Your answer should consist of each line from the data below that contains "shield".

[Opening Information provided section]

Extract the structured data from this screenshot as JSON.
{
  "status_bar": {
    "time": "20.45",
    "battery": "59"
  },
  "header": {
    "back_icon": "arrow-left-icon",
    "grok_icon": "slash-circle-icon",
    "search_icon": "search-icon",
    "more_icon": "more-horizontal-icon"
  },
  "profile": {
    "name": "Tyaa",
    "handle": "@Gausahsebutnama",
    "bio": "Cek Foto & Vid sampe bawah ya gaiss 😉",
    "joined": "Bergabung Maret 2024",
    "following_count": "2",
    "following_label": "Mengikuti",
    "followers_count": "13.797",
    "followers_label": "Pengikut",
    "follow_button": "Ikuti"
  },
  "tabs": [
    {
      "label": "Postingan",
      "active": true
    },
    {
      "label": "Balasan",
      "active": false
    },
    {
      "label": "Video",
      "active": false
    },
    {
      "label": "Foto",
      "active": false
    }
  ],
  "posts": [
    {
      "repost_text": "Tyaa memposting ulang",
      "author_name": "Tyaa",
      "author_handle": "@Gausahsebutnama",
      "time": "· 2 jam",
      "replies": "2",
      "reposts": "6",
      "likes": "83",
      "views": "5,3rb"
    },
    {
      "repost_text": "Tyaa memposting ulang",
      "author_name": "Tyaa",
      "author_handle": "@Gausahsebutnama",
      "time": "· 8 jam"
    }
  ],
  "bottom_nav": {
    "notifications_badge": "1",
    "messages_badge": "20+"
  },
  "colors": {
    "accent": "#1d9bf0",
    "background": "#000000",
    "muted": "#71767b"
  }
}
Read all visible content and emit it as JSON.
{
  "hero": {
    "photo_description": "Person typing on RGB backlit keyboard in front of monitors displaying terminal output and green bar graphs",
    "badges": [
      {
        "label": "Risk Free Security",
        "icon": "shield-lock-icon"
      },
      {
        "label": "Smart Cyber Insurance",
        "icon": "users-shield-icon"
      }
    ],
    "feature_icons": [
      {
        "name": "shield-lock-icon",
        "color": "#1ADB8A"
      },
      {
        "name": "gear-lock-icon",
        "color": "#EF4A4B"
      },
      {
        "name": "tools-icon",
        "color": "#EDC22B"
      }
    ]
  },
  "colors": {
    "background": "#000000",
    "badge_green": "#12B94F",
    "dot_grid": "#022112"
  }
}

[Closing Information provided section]

- [Task answer]
        "icon": "shield-lock-icon"
        "icon": "users-shield-icon"
        "name": "shield-lock-icon",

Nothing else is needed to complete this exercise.